Almost 700 unexpected deaths of older people in nursing homes last year should be investigated by the health watchdog, an advocacy group has claimed.
Latest figures from the health watchdog show that 697 people died unexpectedly in nursing homes, compared with 726 the previous year.
The Irish Patients' Association says the "unexpected deaths" each year are disturbing and are not receiving the attention they deserve and should be reviewed.
Stephen McMahon, director of the association, said: "We call on the Minister for Health in the public and residents' interests, to set up an independent review of these patient events that we have received from HIQA."
An unexpected death is defined as one that was not anticipated or occurred earlier than expected.
"What analysis has HIQA conducted on each of these events? Where adverse events did occur to living or dead residents have all of these been disclosed to the next of kin and or residents, family's or their advocates?" said Mr McMahon.
Nursing homes are required by law to notify unexpected deaths and other events to the Health Information and Quality Authority. The watchdog received 4,846 notifications in total, slightly up on the previous year.
The figures show a sharp increase in the number of notifications of suspected or confirmed allegations of abuse of a resident, with 899 reported last year, compared with 679 the previous year.
Nursing homes also reported: 227 outbreaks of notifiable disease; 182 cases of unexplained absences of a resident from the nursing homes; 104 allegations of misconduct by staff or by the nursing home provider; and 16 cases in which a staff member was the subject of a review by a professional body.

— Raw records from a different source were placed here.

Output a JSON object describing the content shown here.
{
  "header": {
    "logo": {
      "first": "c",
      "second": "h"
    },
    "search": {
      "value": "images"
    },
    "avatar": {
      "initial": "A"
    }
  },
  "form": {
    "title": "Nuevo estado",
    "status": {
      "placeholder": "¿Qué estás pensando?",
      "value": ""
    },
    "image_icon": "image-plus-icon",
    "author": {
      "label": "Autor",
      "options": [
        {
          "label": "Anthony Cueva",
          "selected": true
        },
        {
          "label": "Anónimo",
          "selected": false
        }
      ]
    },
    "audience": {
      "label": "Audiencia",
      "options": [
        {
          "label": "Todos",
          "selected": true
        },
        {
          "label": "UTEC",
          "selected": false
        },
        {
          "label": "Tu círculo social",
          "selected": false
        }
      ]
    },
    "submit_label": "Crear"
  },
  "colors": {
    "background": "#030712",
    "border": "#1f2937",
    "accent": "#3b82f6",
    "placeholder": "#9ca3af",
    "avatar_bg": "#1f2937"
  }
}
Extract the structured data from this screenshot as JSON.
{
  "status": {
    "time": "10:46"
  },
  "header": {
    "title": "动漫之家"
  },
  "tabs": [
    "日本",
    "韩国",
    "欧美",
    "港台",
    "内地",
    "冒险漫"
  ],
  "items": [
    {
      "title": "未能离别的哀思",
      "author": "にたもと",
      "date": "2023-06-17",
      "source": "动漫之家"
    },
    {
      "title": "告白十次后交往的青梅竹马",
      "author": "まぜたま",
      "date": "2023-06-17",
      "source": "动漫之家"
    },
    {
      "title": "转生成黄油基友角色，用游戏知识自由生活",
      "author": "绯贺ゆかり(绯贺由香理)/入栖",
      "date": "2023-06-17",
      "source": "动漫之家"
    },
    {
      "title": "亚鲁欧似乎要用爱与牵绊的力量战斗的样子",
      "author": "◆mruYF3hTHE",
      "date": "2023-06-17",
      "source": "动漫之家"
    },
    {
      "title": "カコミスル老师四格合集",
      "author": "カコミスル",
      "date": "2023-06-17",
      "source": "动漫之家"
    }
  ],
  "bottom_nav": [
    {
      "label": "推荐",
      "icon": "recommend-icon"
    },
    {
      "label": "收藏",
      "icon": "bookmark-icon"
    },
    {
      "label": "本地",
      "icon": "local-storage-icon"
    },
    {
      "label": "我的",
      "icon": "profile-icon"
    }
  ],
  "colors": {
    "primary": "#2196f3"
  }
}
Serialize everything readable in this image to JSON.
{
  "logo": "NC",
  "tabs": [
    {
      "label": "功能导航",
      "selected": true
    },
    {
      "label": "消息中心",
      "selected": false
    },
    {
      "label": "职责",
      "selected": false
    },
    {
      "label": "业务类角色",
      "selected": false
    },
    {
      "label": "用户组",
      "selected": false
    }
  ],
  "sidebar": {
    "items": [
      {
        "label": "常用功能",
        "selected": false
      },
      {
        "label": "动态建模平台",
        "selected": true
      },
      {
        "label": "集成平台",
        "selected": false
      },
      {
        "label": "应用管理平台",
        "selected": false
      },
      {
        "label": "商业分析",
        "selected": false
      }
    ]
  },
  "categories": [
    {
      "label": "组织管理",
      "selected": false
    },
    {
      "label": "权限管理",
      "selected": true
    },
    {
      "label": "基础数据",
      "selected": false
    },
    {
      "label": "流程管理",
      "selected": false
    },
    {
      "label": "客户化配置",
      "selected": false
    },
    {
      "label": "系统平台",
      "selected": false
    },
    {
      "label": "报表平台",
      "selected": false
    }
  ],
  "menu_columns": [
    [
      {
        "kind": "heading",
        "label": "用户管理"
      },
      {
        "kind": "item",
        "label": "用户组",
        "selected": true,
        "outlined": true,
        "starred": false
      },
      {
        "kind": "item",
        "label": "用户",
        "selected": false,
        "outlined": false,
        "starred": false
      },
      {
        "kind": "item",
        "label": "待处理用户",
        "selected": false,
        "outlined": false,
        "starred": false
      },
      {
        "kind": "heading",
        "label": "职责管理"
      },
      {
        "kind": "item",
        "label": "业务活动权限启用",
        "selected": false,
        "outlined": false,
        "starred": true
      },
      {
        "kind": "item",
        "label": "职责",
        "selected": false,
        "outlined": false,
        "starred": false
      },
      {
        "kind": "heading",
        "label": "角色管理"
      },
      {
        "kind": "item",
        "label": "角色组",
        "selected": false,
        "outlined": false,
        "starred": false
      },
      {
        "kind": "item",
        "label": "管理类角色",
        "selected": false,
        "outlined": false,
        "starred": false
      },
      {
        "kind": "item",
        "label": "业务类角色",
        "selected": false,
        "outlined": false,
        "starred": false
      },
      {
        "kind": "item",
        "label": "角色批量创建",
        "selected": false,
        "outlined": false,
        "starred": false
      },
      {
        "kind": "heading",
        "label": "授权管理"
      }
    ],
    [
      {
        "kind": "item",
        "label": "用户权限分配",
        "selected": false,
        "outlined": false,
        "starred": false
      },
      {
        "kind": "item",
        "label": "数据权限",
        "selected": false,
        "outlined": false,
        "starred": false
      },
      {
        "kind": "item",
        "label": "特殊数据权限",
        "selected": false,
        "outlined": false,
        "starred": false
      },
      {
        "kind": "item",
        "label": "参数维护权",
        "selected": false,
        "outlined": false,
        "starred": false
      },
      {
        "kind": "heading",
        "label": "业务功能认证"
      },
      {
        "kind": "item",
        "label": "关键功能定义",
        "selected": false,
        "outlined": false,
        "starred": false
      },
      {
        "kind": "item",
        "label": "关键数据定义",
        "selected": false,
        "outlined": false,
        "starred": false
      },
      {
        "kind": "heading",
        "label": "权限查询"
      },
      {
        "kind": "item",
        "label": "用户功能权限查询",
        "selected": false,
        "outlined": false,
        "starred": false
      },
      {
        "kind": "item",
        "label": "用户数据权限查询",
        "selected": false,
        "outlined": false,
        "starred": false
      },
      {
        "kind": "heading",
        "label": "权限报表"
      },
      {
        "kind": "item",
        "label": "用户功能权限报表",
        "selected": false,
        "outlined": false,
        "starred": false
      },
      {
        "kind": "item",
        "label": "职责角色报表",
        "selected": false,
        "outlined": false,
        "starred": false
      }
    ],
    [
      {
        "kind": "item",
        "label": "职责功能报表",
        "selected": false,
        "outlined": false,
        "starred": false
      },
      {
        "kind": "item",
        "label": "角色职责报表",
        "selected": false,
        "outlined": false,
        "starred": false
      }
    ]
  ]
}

Mr McMahon said: "While each and every case may have a meaningful explanation of what and why such an event happened, each of these categories are a cause of concern, the numbers of unexpected deaths is 4.4 times the number road deaths in 2017, and look at the attention that road safety, and indeed air safety, give to each and every tragic event."
HIQA said the regulations require providers and persons in charge of designated centres to notify us of specified events. "This ensures HIQA is notified within specific time frames about certain incidents, events or changes within a centre." It says the notifications are reported in the Regulation Overview Report.
The notifications by nursing homes to the watchdog are separate to the 680 unsolicited complaints made to HIQA by members of the public and families last year - although some complaints are likely to overlap. The allegations included complaints of physical and sexual assault, filthy conditions, inadequate food, and a lack of care and compassion.